==== SUPPLIED INFORMATION ====

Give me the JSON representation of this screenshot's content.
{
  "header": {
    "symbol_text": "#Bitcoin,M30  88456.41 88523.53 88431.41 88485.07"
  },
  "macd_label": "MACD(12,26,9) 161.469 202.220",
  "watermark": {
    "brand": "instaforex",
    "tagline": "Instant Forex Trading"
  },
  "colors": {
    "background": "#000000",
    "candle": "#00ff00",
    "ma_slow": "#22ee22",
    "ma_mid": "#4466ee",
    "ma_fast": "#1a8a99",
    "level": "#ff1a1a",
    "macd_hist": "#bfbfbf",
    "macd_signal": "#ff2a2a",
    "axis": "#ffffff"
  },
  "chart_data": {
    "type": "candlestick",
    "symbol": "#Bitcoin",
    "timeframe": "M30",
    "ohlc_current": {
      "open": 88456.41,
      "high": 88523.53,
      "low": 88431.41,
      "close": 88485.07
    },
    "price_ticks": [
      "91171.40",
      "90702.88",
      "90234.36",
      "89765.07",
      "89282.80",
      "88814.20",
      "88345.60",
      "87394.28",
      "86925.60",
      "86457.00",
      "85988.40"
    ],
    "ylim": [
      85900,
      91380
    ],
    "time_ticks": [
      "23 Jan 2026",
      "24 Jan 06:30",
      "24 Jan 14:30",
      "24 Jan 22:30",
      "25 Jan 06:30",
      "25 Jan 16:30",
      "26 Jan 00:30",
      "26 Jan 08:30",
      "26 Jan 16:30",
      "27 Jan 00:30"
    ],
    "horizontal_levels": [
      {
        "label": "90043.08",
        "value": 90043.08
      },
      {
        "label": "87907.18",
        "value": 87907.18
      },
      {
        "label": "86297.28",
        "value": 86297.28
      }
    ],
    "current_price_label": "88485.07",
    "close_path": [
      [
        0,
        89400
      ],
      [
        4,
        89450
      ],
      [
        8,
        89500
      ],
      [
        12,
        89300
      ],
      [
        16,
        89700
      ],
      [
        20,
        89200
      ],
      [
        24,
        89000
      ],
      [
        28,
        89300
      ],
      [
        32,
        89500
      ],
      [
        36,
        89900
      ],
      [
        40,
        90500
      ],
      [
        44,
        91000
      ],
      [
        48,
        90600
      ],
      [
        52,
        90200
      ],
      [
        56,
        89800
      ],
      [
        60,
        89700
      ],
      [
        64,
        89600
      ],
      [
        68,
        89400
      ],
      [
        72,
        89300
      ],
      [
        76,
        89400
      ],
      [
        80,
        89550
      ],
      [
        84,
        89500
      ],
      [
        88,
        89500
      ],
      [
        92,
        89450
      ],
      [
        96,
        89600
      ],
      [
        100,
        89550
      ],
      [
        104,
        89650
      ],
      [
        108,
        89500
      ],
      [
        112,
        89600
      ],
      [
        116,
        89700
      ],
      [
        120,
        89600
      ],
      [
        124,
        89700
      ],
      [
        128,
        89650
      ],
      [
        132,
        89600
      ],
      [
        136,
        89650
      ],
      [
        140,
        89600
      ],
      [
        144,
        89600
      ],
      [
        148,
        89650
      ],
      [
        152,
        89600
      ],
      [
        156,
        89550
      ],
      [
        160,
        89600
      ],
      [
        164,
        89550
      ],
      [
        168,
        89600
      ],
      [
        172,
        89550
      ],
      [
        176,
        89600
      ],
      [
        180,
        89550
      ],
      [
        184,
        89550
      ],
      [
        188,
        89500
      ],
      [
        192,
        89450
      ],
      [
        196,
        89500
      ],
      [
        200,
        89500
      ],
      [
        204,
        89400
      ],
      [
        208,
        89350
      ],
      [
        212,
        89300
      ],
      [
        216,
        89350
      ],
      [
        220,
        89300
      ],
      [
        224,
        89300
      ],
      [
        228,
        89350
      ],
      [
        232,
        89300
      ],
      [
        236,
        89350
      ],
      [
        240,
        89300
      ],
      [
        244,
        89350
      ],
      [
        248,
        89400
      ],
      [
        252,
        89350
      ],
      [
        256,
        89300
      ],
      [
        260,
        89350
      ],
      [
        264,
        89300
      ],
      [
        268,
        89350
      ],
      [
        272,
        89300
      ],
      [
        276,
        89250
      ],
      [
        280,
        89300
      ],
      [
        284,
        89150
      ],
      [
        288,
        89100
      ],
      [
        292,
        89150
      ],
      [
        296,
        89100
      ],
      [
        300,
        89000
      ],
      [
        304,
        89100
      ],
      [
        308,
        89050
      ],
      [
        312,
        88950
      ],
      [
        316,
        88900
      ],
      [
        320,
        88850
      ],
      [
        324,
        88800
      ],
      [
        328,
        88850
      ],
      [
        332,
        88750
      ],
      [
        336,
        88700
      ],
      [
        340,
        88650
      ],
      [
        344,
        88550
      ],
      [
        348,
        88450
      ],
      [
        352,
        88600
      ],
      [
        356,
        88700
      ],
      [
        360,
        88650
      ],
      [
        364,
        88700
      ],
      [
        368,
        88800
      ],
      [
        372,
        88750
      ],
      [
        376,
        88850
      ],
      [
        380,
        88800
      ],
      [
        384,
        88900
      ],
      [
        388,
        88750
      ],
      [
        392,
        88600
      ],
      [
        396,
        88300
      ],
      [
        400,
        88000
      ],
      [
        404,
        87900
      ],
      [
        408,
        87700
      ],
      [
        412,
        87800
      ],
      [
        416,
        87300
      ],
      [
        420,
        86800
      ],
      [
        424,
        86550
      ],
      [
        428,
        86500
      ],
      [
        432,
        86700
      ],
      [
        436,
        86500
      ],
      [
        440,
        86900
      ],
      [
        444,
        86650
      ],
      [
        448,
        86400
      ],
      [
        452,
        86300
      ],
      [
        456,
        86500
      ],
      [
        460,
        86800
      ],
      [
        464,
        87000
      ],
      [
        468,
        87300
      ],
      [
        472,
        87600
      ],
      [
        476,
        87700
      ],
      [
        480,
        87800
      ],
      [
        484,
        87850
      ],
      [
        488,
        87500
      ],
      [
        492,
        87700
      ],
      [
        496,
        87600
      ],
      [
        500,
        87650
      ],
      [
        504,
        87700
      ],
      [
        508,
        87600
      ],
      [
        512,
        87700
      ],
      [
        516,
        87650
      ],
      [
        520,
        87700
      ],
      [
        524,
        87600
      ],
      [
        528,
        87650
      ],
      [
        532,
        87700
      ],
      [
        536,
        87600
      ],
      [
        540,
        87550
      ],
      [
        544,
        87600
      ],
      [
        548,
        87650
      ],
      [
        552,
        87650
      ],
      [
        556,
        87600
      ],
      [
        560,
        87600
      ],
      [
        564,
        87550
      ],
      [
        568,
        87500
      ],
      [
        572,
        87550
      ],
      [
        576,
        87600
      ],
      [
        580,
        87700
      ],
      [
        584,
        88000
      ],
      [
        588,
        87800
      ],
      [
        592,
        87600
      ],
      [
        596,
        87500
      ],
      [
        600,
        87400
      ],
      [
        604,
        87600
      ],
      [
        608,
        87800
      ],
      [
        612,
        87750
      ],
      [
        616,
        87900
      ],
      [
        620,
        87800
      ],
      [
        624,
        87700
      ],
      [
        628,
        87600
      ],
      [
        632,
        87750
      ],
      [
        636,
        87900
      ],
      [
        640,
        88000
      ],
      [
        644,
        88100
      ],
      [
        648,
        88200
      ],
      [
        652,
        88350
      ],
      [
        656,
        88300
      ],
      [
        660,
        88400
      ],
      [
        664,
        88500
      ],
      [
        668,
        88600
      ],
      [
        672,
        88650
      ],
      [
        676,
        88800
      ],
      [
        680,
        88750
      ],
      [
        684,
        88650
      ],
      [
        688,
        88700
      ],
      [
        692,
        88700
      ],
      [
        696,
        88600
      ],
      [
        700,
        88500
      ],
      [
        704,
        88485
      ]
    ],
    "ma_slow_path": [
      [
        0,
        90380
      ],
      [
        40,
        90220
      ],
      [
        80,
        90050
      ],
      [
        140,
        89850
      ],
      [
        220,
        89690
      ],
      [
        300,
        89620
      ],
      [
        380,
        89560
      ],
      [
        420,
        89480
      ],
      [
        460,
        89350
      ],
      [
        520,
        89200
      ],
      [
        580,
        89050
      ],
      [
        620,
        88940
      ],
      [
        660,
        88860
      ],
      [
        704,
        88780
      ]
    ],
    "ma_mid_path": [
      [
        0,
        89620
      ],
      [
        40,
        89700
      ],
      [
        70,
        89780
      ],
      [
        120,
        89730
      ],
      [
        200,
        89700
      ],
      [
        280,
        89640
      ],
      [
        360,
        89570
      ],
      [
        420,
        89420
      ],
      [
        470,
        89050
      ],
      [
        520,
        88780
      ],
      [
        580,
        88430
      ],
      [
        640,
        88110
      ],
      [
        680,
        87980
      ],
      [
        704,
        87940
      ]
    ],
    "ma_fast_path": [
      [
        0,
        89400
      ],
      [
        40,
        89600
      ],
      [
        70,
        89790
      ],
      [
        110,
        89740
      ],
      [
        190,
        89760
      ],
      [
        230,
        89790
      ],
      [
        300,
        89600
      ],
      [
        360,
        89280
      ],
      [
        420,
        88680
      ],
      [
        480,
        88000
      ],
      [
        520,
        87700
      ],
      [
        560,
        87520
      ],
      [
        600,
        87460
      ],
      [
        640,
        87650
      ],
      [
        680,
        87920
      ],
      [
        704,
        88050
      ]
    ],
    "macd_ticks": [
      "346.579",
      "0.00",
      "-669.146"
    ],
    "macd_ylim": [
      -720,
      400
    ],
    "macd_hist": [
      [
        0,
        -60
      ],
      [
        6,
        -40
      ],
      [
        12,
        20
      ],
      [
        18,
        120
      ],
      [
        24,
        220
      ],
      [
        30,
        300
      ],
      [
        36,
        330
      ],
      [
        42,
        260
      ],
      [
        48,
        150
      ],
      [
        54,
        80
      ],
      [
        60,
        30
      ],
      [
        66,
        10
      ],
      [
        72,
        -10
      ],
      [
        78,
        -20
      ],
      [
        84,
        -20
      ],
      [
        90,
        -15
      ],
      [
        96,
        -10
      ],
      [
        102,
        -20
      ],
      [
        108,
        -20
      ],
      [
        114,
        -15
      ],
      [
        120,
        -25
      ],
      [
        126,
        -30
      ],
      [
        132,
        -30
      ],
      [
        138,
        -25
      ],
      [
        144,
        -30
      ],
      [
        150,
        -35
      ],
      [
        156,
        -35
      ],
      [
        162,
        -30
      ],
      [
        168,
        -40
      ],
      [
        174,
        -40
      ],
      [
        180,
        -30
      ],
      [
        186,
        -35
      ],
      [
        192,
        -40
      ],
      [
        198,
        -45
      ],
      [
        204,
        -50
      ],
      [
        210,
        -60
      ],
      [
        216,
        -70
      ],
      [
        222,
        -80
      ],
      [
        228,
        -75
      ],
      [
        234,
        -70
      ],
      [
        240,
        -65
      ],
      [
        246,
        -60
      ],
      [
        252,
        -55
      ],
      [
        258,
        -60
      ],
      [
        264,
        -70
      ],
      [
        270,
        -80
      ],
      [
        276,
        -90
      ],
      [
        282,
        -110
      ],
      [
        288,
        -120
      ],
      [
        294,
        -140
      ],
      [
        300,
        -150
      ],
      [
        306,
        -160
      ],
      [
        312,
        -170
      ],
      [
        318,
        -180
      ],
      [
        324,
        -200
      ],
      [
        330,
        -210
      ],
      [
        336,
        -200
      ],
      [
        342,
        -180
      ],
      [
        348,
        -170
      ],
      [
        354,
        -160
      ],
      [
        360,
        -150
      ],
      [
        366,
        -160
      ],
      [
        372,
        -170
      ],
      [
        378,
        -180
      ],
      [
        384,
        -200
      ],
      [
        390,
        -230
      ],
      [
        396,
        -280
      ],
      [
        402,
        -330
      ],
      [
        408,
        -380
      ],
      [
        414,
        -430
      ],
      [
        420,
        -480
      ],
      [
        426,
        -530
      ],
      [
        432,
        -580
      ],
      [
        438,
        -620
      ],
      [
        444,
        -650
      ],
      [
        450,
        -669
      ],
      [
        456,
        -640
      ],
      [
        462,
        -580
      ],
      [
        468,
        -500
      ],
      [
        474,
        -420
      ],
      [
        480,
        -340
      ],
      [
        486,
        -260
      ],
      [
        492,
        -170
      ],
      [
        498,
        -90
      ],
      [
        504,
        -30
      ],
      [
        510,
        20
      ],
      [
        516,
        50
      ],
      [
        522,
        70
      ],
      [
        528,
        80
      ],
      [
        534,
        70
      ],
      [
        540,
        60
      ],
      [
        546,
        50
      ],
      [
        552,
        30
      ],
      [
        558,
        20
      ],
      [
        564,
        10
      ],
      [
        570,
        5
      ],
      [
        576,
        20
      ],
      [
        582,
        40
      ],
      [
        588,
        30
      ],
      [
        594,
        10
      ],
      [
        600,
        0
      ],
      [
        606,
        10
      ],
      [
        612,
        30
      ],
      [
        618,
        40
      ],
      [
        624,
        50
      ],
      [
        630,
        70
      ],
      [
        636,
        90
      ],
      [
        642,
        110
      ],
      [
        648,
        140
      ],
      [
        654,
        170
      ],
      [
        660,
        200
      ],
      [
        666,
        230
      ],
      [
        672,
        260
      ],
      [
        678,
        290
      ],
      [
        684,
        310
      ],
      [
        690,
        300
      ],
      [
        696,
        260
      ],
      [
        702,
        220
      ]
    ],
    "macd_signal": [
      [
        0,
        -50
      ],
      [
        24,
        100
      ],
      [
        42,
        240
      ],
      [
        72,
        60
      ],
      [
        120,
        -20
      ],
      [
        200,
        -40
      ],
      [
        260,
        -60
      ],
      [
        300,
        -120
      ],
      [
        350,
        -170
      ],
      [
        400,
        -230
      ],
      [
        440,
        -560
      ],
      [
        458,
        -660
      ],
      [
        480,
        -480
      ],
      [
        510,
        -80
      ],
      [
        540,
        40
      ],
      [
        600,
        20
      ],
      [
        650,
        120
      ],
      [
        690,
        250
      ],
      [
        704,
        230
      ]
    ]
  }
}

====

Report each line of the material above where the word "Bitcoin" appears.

OUTPUT —
    "symbol_text": "#Bitcoin,M30  88456.41 88523.53 88431.41 88485.07"
    "symbol": "#Bitcoin",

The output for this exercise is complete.